Dataset rows for apps and sites
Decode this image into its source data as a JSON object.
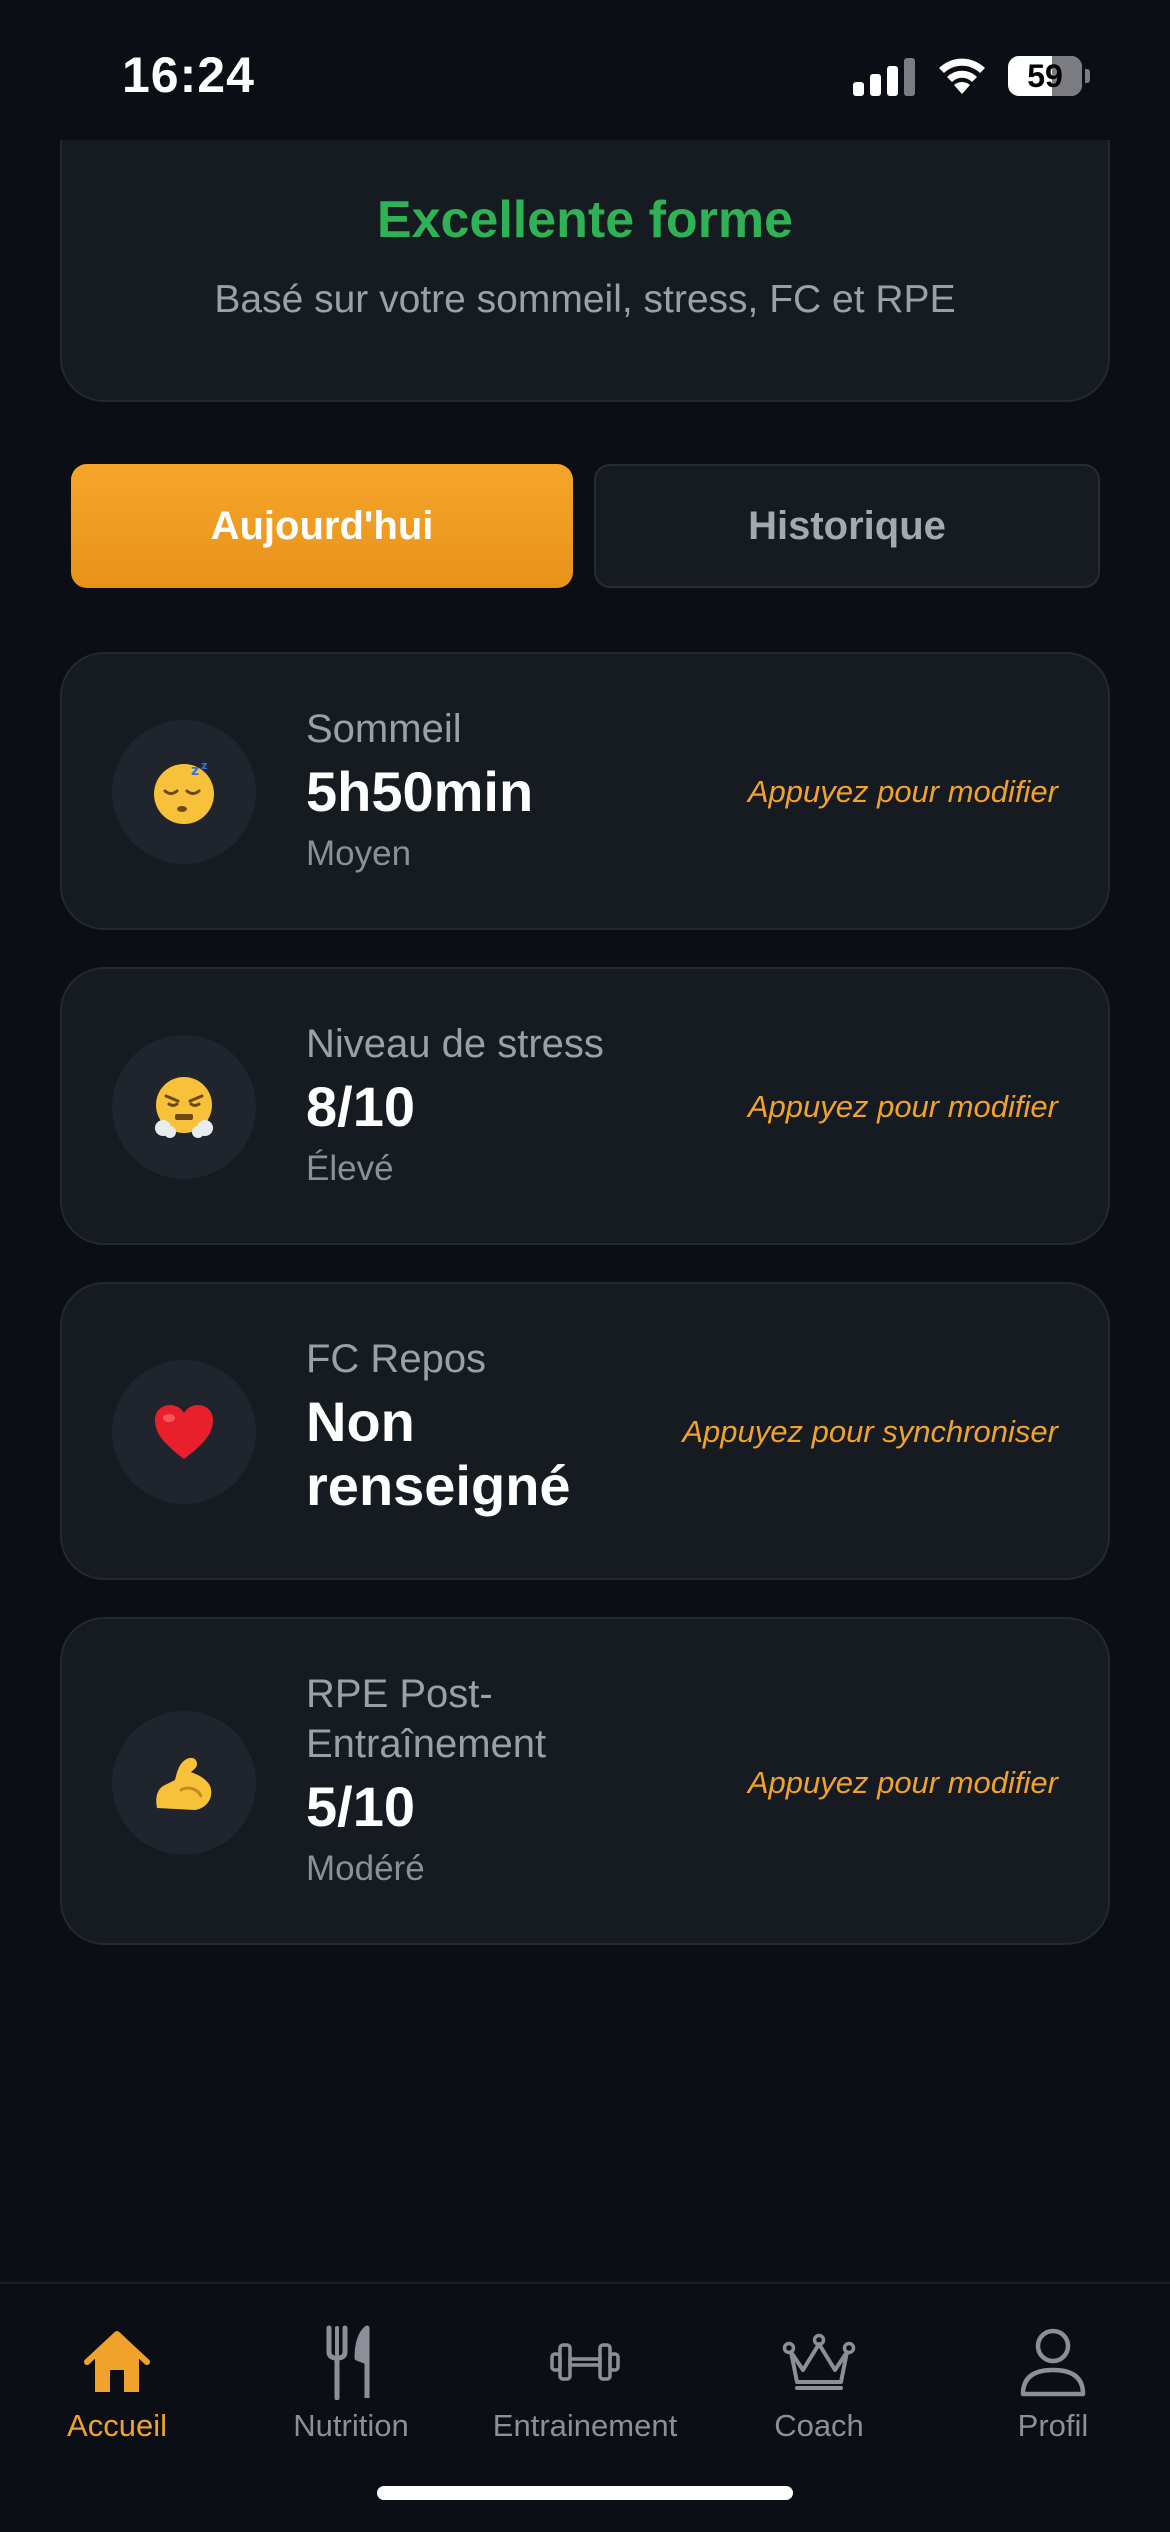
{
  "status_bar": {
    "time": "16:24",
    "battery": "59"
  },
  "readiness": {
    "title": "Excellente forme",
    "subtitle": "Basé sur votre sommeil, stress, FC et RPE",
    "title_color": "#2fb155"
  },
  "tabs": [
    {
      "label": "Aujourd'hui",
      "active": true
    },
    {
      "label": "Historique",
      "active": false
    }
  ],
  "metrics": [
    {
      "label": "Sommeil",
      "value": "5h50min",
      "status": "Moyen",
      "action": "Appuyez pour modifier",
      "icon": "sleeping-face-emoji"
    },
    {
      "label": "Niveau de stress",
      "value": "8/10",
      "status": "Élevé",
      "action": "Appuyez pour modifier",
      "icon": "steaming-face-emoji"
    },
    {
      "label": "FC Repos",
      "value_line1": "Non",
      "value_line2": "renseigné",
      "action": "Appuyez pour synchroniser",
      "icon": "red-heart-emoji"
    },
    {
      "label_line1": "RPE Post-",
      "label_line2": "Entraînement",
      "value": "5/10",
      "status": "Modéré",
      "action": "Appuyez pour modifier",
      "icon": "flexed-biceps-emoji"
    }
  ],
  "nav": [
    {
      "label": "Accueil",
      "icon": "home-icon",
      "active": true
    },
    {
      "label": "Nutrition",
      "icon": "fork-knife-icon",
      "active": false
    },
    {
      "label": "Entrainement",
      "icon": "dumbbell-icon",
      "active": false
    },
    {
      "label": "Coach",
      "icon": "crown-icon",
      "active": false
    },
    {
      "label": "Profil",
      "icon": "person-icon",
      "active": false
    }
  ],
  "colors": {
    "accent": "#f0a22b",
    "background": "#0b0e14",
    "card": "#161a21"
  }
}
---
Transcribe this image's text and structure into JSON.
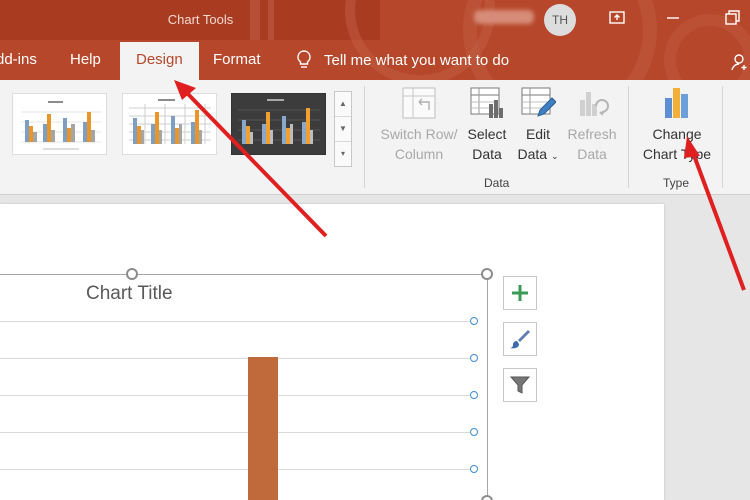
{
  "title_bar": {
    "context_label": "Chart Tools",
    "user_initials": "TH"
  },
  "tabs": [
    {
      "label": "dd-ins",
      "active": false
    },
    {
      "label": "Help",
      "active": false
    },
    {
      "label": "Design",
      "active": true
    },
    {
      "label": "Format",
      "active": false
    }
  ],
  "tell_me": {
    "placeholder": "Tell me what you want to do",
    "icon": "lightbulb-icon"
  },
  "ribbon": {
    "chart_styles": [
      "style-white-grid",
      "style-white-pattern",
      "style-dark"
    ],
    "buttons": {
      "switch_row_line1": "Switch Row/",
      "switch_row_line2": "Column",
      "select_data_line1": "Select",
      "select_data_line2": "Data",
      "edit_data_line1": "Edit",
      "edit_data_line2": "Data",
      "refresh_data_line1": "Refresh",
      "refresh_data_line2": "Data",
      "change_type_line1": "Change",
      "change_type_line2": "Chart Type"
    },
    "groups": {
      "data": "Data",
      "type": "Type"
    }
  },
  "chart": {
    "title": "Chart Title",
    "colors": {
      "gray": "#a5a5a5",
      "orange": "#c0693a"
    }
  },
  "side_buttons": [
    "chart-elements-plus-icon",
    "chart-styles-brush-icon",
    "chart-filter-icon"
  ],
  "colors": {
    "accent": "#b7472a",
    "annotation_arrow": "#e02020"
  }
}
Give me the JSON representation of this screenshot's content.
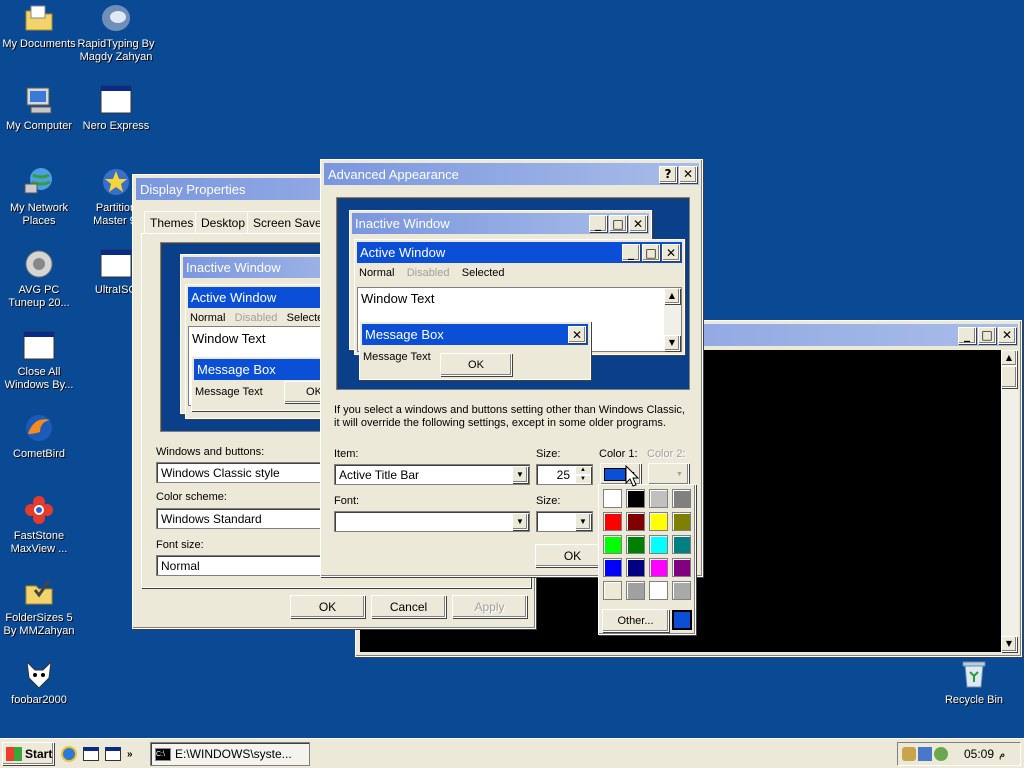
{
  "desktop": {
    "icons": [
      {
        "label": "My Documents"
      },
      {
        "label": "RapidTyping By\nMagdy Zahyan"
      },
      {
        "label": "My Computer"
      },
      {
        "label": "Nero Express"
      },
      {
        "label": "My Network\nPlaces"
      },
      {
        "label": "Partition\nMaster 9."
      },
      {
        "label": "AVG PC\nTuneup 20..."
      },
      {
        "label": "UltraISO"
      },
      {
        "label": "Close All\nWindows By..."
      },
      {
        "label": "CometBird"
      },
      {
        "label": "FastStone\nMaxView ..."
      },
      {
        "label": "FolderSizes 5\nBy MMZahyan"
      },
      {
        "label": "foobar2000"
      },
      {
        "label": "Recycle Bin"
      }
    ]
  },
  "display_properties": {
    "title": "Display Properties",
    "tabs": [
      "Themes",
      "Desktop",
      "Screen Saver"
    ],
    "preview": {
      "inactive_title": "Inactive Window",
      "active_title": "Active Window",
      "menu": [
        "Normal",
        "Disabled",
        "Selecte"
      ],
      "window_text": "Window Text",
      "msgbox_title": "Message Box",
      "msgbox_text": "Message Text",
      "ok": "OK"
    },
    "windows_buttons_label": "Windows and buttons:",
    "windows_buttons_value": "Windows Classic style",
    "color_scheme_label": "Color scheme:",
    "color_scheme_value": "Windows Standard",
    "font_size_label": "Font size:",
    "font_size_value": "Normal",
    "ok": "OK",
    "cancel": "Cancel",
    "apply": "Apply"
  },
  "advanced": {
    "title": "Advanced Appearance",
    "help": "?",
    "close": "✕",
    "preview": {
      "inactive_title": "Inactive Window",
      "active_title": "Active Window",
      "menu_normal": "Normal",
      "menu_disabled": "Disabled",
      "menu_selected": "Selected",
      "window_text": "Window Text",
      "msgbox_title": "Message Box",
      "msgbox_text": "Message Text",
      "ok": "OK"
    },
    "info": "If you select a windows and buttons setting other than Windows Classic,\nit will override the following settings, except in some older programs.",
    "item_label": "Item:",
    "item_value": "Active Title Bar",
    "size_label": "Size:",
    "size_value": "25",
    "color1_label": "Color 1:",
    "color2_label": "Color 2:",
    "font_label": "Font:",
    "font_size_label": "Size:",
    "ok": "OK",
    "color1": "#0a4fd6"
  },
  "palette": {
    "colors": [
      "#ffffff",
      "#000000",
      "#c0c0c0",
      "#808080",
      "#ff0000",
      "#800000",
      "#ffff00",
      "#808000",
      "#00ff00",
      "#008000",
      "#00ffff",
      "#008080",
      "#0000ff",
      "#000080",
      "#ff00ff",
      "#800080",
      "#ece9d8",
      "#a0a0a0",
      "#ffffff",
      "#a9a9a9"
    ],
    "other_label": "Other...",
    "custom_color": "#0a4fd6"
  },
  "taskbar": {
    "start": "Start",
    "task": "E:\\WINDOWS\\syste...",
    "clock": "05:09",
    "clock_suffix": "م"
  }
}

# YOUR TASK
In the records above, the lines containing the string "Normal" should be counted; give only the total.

# RESPONSE TO THE EXERCISE
3